Minimum Wages and Employment Composition
Early Career Research Award
Although minimum wages mechanically increase the hourly pay of low-wage workers, such workers may not benefit if employers cut hours or employment. The tension between the objectives and the theoretical predictions of minimum wage policies has inspired a large literature examining whether higher minimum wages actually lead firms to reduce the overall number of low-wage workers they employ or substitute towards other factors of production.
There is less research on how minimum wages affect scheduling practices and which workers firms employ. For example, increases in the minimum wage reduce the relative cost of high-wage employees, which may lead employers to shift towards higher-wage occupations. Moreover, within a given low-wage occupation, new hires are likely to receive the largest wage gains. Accordingly, employers may allocate hours to more experienced or skilled workers. These compositional effects are largely unexplored by previous research and represent an important way in which minimum wage laws may benefit some workers at the expense of others.
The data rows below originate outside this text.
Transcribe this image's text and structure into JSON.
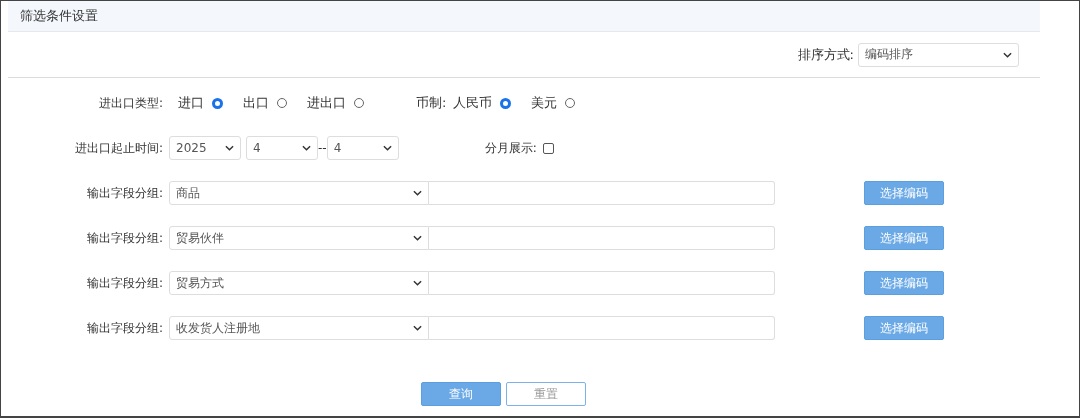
{
  "title": "筛选条件设置",
  "sort": {
    "label": "排序方式:",
    "value": "编码排序"
  },
  "trade_type": {
    "label": "进出口类型:",
    "options": [
      {
        "label": "进口",
        "selected": true
      },
      {
        "label": "出口",
        "selected": false
      },
      {
        "label": "进出口",
        "selected": false
      }
    ]
  },
  "currency": {
    "label": "币制:",
    "options": [
      {
        "label": "人民币",
        "selected": true
      },
      {
        "label": "美元",
        "selected": false
      }
    ]
  },
  "period": {
    "label": "进出口起止时间:",
    "year": "2025",
    "start_month": "4",
    "separator": "--",
    "end_month": "4"
  },
  "monthly": {
    "label": "分月展示:",
    "checked": false
  },
  "groups": [
    {
      "label": "输出字段分组:",
      "value": "商品",
      "button": "选择编码"
    },
    {
      "label": "输出字段分组:",
      "value": "贸易伙伴",
      "button": "选择编码"
    },
    {
      "label": "输出字段分组:",
      "value": "贸易方式",
      "button": "选择编码"
    },
    {
      "label": "输出字段分组:",
      "value": "收发货人注册地",
      "button": "选择编码"
    }
  ],
  "buttons": [
    {
      "label": "查询",
      "kind": "primary"
    },
    {
      "label": "重置",
      "kind": "secondary"
    }
  ]
}
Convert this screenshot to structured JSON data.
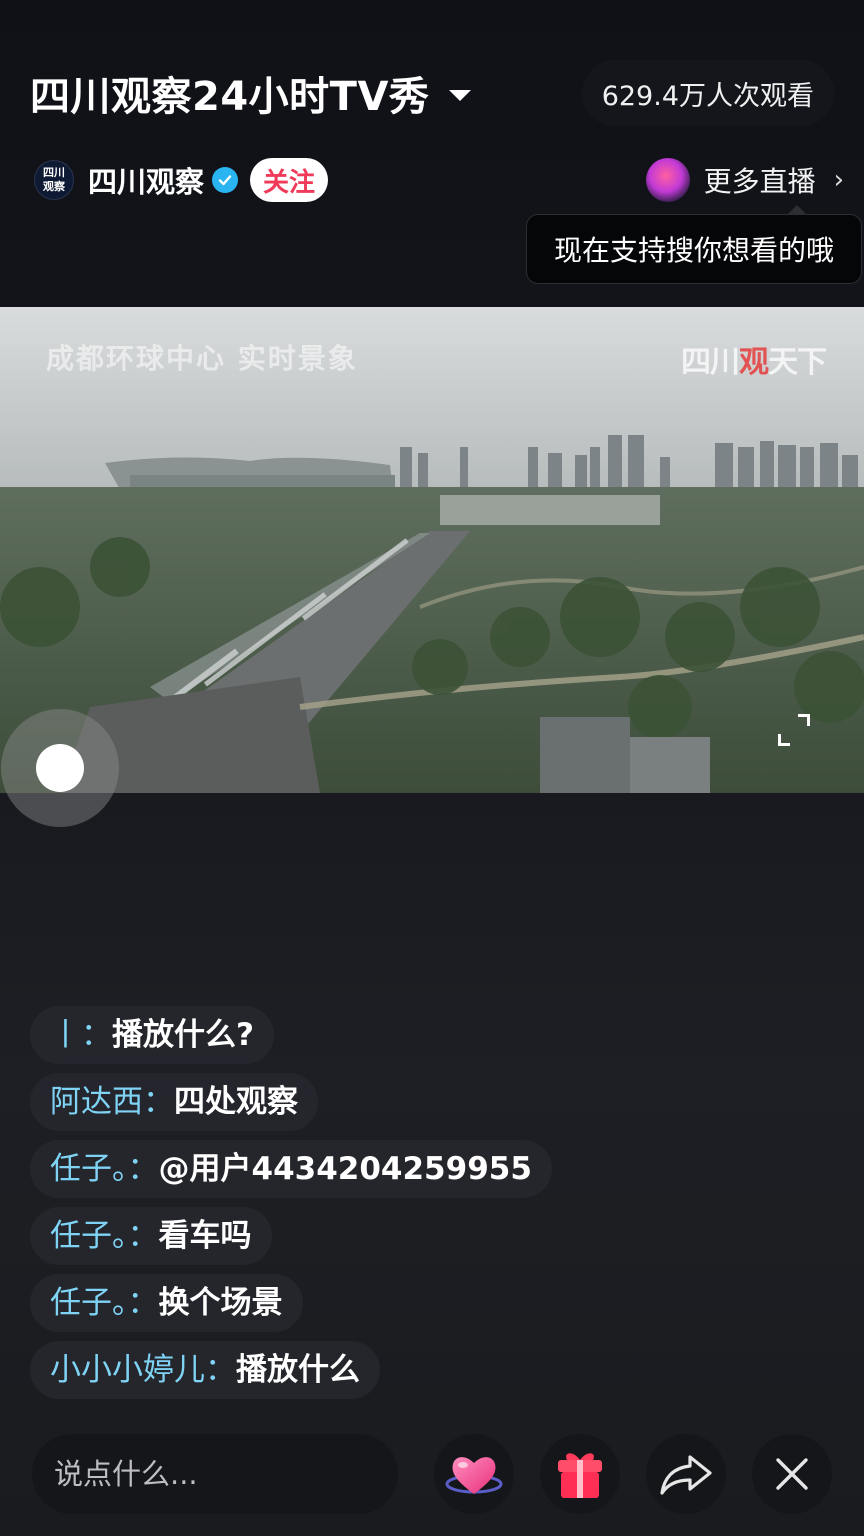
{
  "header": {
    "title": "四川观察24小时TV秀",
    "viewer_count": "629.4万人次观看"
  },
  "host": {
    "avatar_text_top": "四川",
    "avatar_text_bottom": "观察",
    "name": "四川观察",
    "follow_label": "关注"
  },
  "more_live": {
    "label": "更多直播",
    "tooltip": "现在支持搜你想看的哦"
  },
  "video": {
    "caption": "成都环球中心 实时景象",
    "watermark_prefix": "四川",
    "watermark_highlight": "观",
    "watermark_suffix": "天下"
  },
  "chat": [
    {
      "user": "丨：",
      "text": "播放什么?"
    },
    {
      "user": "阿达西：",
      "text": "四处观察"
    },
    {
      "user": "任子。：",
      "text": "@用户4434204259955"
    },
    {
      "user": "任子。：",
      "text": "看车吗"
    },
    {
      "user": "任子。：",
      "text": "换个场景"
    },
    {
      "user": "小小小婷儿：",
      "text": "播放什么"
    }
  ],
  "bottom_bar": {
    "comment_placeholder": "说点什么..."
  },
  "icons": {
    "verified": "verified-check-icon",
    "like": "heart-like-icon",
    "gift": "gift-icon",
    "share": "share-arrow-icon",
    "close": "close-icon"
  },
  "colors": {
    "follow_text": "#f03a5a",
    "chat_user": "#7fd3f5",
    "verified": "#2bb5f0"
  }
}
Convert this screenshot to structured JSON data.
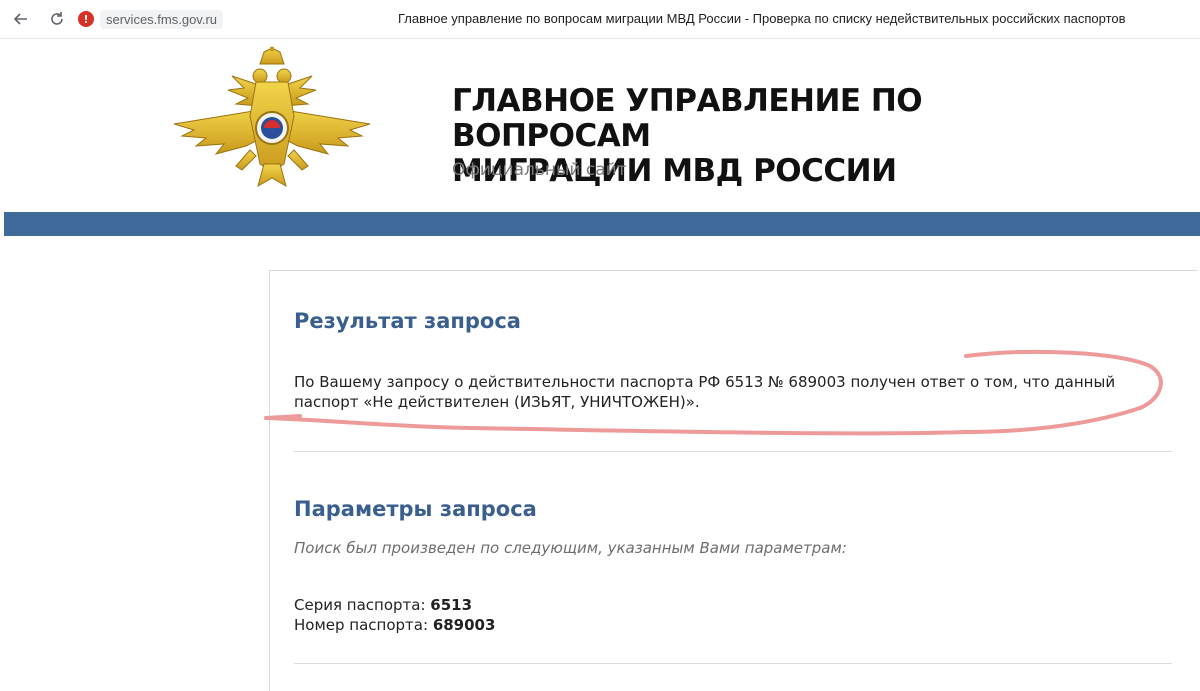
{
  "browser": {
    "url": "services.fms.gov.ru",
    "tab_title": "Главное управление по вопросам миграции МВД России - Проверка по списку недействительных российских паспортов",
    "back_icon": "arrow-left",
    "reload_icon": "reload",
    "warning_icon": "not-secure-warning"
  },
  "header": {
    "title_line1": "ГЛАВНОЕ УПРАВЛЕНИЕ ПО ВОПРОСАМ",
    "title_line2": "МИГРАЦИИ МВД РОССИИ",
    "subtitle": "Официальный сайт",
    "bar_color": "#3f6a9a"
  },
  "result": {
    "heading": "Результат запроса",
    "text": "По Вашему запросу о действительности паспорта РФ 6513 № 689003 получен ответ о том, что данный паспорт «Не действителен (ИЗЬЯТ, УНИЧТОЖЕН)»."
  },
  "params": {
    "heading": "Параметры запроса",
    "note": "Поиск был произведен по следующим, указанным Вами параметрам:",
    "series_label": "Серия паспорта:",
    "series_value": "6513",
    "number_label": "Номер паспорта:",
    "number_value": "689003"
  },
  "colors": {
    "heading": "#3a5f8f",
    "annotation": "#ee9a9a"
  }
}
This project provides some of the first empirical evidence on how minimum wage reforms change firms’ occupational composition and scheduling practices by leveraging daily, shift-level data on each employee’s occupation, employment arrangement (contract, wage, or salary), and hours worked in all US nursing homes. These administrative data allow us to observe how individual hours, overtime, and occupational roles change after increases in the minimum wage. Our results therefore broaden our understanding of how low-wage labor markets interact with government policy and can help policymakers design minimum wage reforms that best achieve their objectives.